What you are asked to do ▸
Every line containing the string "skin" is to be copied from the records.

Stored dataset items ▸
□ □ □ □ □ □ □

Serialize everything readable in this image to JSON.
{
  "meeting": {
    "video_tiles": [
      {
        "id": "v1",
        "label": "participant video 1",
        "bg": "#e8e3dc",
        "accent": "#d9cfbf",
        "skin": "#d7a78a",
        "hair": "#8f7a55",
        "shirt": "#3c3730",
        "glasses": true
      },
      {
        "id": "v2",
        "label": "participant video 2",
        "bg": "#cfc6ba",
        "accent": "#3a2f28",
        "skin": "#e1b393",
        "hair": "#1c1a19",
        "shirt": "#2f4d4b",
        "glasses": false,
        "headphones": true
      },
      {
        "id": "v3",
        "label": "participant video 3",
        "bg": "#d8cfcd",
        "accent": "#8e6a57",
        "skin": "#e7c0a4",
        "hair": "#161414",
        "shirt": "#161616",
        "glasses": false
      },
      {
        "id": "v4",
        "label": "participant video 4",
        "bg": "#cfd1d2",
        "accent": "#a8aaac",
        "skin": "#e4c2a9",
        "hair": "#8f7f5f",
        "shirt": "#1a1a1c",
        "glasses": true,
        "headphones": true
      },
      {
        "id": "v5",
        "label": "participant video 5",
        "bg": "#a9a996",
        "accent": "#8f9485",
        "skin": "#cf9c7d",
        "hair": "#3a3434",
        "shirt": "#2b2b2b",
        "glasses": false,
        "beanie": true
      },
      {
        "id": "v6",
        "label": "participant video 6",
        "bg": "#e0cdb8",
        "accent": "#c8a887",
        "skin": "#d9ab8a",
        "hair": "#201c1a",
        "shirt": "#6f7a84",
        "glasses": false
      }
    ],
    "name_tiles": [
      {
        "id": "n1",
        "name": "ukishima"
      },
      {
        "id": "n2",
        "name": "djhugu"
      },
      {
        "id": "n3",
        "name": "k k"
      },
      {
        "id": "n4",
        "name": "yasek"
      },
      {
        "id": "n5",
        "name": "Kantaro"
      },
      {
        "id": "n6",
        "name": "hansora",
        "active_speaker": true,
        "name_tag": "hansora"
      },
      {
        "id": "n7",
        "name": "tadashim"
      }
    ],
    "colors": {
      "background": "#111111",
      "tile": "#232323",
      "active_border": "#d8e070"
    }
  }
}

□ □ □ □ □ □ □

Exercise result ▸
        "skin": "#d7a78a",
        "skin": "#e1b393",
        "skin": "#e7c0a4",
        "skin": "#e4c2a9",
        "skin": "#cf9c7d",
        "skin": "#d9ab8a",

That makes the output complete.